This legal travesty is only the latest attack on medical personnel, whose only crime was treating people suffering from injuries caused by the bullets and batons of the security forces. During the March repression, Bahraini police and soldiers rampaged through Manama hospital wards in search of injured protesters, terrorizing medical staff and patients. Ambulances carrying away people injured at demonstrations were shot at and prevented from reaching those in need of help.
In March, Medicins sans frontieres (MSF) issued a report stating that Bahrain’s hospitals had become “places to be feared” as the regime’s forces and masked pro-monarchy thugs routinely assaulted and abducted patients suspected of being opponents of the government.
Masked attackers similar to those referred to in the MSF report have also terrorized working class Shiite suburbs of Manama. Especially in the weeks following the Saudi-led military intervention, residents of these neighborhoods lived in fear of night raids by masked men, believed to be police or military personnel patrolling the streets in unmarked cars.
Majority-Shiite suburban villages such as Sitra have been centers of opposition to the Bahraini government for years. Frequent protests against the monarchy have taken place in these working class neighborhoods since 2009, and regular clashes between locals and the security forces continue.
Throughout all this, the Bahraini regime has received the full backing of the United States and the European powers. While the imperialist powers shed crocodile tears for human rights abuses in Libya, to justify the ouster of Muammar Gaddafi through a military takeover of the oil-rich North African nation, no such concerns were voiced over the al-Khalifas’ brutality in Bahrain.
A long-standing ally of Washington—the US Fifth Fleet is based in Bahrain—the al-Khalifa ruling family received visits from Defense Secretary Robert Gates and Chairman of the Joint Chiefs of Staff Admiral Mike Mullen earlier this year, as protesters were being beaten, shot and kidnapped on the streets of Manama.
The Obama administration, which also supported dictators like Hosni Mubarak in Egypt and Zine El Abidine Ben Ali in Tunisia, until they were forced out by the working class, issued cynical and perfunctory statements on the abuses meted out to Bahraini protesters. They requested that the monarchy “respect universal rights.”
Since then, the Bahraini crown prince has been an honored guest in Washington. A White House statement issued in June, on the occasion of Prince Salman al-Kalifah’s visit, praised the regime’s commitment to “reform.”

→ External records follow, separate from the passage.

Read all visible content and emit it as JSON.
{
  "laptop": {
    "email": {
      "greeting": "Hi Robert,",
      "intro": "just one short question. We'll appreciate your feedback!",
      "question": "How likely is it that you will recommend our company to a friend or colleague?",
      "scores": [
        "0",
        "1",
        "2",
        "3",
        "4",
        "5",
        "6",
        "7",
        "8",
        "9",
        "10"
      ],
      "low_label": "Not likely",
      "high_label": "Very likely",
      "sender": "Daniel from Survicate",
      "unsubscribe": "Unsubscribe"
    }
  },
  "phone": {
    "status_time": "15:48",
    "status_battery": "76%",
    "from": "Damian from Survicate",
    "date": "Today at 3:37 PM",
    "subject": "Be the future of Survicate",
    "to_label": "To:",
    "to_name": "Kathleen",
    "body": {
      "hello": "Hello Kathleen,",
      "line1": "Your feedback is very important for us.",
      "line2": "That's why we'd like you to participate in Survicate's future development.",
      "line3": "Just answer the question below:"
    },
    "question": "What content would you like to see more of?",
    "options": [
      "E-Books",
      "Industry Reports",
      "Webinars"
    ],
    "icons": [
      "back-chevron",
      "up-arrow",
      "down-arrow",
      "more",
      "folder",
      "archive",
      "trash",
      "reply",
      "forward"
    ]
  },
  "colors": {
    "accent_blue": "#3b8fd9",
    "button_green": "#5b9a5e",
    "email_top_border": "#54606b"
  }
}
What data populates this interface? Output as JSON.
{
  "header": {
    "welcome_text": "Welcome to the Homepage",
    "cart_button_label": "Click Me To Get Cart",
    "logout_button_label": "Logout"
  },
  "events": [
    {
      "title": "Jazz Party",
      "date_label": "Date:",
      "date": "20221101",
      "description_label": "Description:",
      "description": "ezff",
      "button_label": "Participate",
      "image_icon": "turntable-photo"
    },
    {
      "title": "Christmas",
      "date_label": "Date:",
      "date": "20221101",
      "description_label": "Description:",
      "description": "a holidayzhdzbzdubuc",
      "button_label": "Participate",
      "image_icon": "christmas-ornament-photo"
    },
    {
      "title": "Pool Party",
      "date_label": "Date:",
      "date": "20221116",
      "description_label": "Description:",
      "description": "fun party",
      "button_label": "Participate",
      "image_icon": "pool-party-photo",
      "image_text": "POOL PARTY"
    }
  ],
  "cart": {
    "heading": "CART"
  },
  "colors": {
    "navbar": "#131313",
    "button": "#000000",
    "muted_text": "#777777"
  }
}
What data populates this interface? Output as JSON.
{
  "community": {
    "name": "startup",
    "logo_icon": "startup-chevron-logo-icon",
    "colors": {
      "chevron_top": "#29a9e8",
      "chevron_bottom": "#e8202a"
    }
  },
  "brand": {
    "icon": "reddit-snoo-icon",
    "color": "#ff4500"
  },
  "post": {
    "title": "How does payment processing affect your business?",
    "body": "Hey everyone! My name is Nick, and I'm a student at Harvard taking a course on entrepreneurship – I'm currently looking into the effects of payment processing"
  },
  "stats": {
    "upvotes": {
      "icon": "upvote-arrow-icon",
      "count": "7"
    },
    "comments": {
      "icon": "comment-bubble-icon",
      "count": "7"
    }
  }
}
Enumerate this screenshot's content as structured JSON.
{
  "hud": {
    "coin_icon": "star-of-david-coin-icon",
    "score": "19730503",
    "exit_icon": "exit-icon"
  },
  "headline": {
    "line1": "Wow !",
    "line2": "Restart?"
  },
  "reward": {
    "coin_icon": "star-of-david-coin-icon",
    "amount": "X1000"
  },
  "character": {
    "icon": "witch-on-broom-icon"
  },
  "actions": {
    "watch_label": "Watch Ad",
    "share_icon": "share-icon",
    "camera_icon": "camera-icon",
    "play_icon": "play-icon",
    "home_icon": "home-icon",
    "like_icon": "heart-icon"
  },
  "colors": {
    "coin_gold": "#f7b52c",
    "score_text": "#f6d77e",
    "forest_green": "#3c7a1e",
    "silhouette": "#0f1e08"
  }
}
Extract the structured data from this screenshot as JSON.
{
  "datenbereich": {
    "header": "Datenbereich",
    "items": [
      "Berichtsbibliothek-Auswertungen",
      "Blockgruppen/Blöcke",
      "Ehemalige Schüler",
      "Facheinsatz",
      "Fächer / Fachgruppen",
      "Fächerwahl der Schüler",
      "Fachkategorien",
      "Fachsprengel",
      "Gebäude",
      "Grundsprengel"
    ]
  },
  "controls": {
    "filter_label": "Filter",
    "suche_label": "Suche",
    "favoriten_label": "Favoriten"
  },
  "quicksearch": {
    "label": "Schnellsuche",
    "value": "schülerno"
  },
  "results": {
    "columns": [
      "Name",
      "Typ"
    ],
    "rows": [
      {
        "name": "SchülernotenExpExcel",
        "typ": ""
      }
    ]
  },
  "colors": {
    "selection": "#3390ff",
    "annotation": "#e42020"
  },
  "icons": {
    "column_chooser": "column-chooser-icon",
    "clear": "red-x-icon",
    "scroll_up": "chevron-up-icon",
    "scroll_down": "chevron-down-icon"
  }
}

The US Department of State web site’s official summary of the political situation in Bahrain merely records that “Bahraini security forces moved quickly to restore order” in February and March. It gives an honorable mention to the phony “National Dialogue” instituted by King Hamad after the crackdown.